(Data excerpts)
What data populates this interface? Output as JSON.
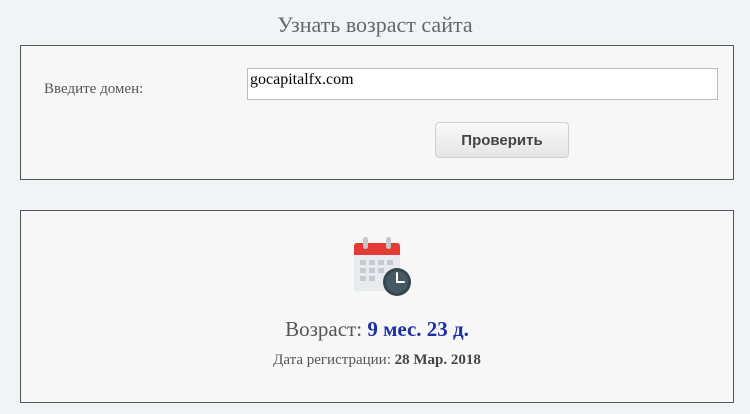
{
  "page": {
    "title": "Узнать возраст сайта"
  },
  "form": {
    "domain_label": "Введите домен:",
    "domain_value": "gocapitalfx.com",
    "check_button_label": "Проверить"
  },
  "result": {
    "icon": "calendar-clock-icon",
    "age_label": "Возраст:",
    "age_value": "9 мес. 23 д.",
    "registration_label": "Дата регистрации:",
    "registration_value": "28 Мар. 2018"
  },
  "colors": {
    "age_value": "#1a2fa8",
    "calendar_header": "#e53935",
    "clock_face": "#37474f"
  }
}
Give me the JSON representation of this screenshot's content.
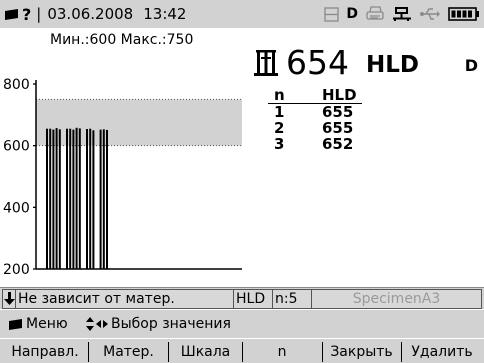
{
  "status_bar": {
    "indicator": "?",
    "separator": "|",
    "date": "03.06.2008",
    "time": "13:42",
    "mode_letter": "D",
    "icons": [
      "memory-card-icon",
      "ready-indicator",
      "printer-icon",
      "network-icon",
      "usb-icon",
      "battery-icon"
    ]
  },
  "chart_data": {
    "type": "bar",
    "ylim": [
      200,
      800
    ],
    "yticks": [
      "800",
      "600",
      "400",
      "200"
    ],
    "ytick_values": [
      800,
      600,
      400,
      200
    ],
    "limit_band": [
      600,
      750
    ],
    "limit_label": "Мин.:600 Макс.:750",
    "values": [
      655,
      655,
      652,
      657,
      653,
      655,
      655,
      652,
      658,
      656,
      654,
      655,
      650,
      652,
      653,
      651
    ],
    "bar_color": "#000000",
    "band_color": "#d2d2d2"
  },
  "reading": {
    "value": "654",
    "unit": "HLD",
    "mode": "D"
  },
  "results_table": {
    "headers": [
      "n",
      "HLD"
    ],
    "rows": [
      [
        "1",
        "655"
      ],
      [
        "2",
        "655"
      ],
      [
        "3",
        "652"
      ]
    ]
  },
  "info_bar": {
    "direction_arrow": "🡇",
    "material": "Не зависит от матер.",
    "scale": "HLD",
    "count": "n:5",
    "specimen": "SpecimenA3"
  },
  "menu_hints": {
    "menu_label": "Меню",
    "select_label": "Выбор значения"
  },
  "softkeys": [
    "Направл.",
    "Матер.",
    "Шкала",
    "n",
    "Закрыть",
    "Удалить"
  ]
}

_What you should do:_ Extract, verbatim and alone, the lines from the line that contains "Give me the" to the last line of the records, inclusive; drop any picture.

_Answer section:_
Give me the JSON representation of this screenshot's content.
{
  "status_bar": {
    "indicator": "?",
    "separator": "|",
    "date": "03.06.2008",
    "time": "13:42",
    "mode_letter": "D",
    "icons": [
      "memory-card-icon",
      "ready-indicator",
      "printer-icon",
      "network-icon",
      "usb-icon",
      "battery-icon"
    ]
  },
  "chart_data": {
    "type": "bar",
    "ylim": [
      200,
      800
    ],
    "yticks": [
      "800",
      "600",
      "400",
      "200"
    ],
    "ytick_values": [
      800,
      600,
      400,
      200
    ],
    "limit_band": [
      600,
      750
    ],
    "limit_label": "Мин.:600 Макс.:750",
    "values": [
      655,
      655,
      652,
      657,
      653,
      655,
      655,
      652,
      658,
      656,
      654,
      655,
      650,
      652,
      653,
      651
    ],
    "bar_color": "#000000",
    "band_color": "#d2d2d2"
  },
  "reading": {
    "value": "654",
    "unit": "HLD",
    "mode": "D"
  },
  "results_table": {
    "headers": [
      "n",
      "HLD"
    ],
    "rows": [
      [
        "1",
        "655"
      ],
      [
        "2",
        "655"
      ],
      [
        "3",
        "652"
      ]
    ]
  },
  "info_bar": {
    "direction_arrow": "🡇",
    "material": "Не зависит от матер.",
    "scale": "HLD",
    "count": "n:5",
    "specimen": "SpecimenA3"
  },
  "menu_hints": {
    "menu_label": "Меню",
    "select_label": "Выбор значения"
  },
  "softkeys": [
    "Направл.",
    "Матер.",
    "Шкала",
    "n",
    "Закрыть",
    "Удалить"
  ]
}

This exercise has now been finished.